Mendelssohn integrates the ensemble’s two string quartets with the mastery of a seasoned professional, and in the exhilarating opening movement demonstrates a command of harmonic and temporal structure unmatched by any composer of his generation.
Yet the Octet’s most remarkable novelty – and arguably Mendelssohn’s greatest gift to music – was the creation of a new kind of feather- light, quicksilver, darting scherzo (inspired by some lines from Goethe’s Faust), as revolutionary in sound as it was in technique.
Partly in order to realise the full potential of this remarkable textural innovation, a year later Mendelssohn produced his groundbreaking Overture To A Midsummer Night’s Dream, which captures the magical atmosphere of Shakespeare’s comic masterpiece with astonishing sonic precision.
Mendelssohn spent the remainder of his teenage years attempting to balance his many, wide-ranging interests. Having translated Terence’s comedy Andria from the Latin original into German, he studied aesthetics at the University of Berlin under the great German philosopher Georg Wilhelm Friedrich Hegel (1770–1831). Then on March 11, 1829, he realised a long-cherished ambition to direct the first public performance of Bach’s monumental St Matthew Passion in nearly 100 years.
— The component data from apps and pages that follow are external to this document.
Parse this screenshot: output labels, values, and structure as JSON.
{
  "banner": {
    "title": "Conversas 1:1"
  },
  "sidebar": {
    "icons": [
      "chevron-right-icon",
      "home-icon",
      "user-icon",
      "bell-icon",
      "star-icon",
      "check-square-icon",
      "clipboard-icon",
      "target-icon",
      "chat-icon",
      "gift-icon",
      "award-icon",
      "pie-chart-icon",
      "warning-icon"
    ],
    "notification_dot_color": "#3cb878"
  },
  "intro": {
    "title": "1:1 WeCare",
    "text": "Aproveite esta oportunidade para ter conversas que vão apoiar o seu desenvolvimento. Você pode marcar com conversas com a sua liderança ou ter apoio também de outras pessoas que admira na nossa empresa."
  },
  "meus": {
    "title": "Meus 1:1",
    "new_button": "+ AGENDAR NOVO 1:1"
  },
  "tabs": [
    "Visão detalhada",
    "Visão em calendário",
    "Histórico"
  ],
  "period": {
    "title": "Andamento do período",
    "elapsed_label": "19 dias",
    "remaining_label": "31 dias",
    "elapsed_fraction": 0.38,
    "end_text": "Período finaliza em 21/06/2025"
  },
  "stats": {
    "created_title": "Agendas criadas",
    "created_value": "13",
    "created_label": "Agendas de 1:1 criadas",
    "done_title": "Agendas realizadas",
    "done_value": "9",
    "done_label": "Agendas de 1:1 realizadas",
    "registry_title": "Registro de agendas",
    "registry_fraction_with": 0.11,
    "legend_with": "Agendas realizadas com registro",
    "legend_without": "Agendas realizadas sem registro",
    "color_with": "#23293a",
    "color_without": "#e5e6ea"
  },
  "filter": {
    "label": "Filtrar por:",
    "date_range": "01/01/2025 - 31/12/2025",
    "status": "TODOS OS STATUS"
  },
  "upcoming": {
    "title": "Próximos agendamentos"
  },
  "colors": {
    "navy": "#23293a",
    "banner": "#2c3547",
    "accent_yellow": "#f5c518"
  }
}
At a stroke he established not only Bach’s modern reputation but also a more general fascination with the masterpieces of "olden times". It was during the preparation stages that he composed his first sacred pieces, and established a life-long penchant for radiant miniatures via his earliest songs, both with words and without (for solo piano).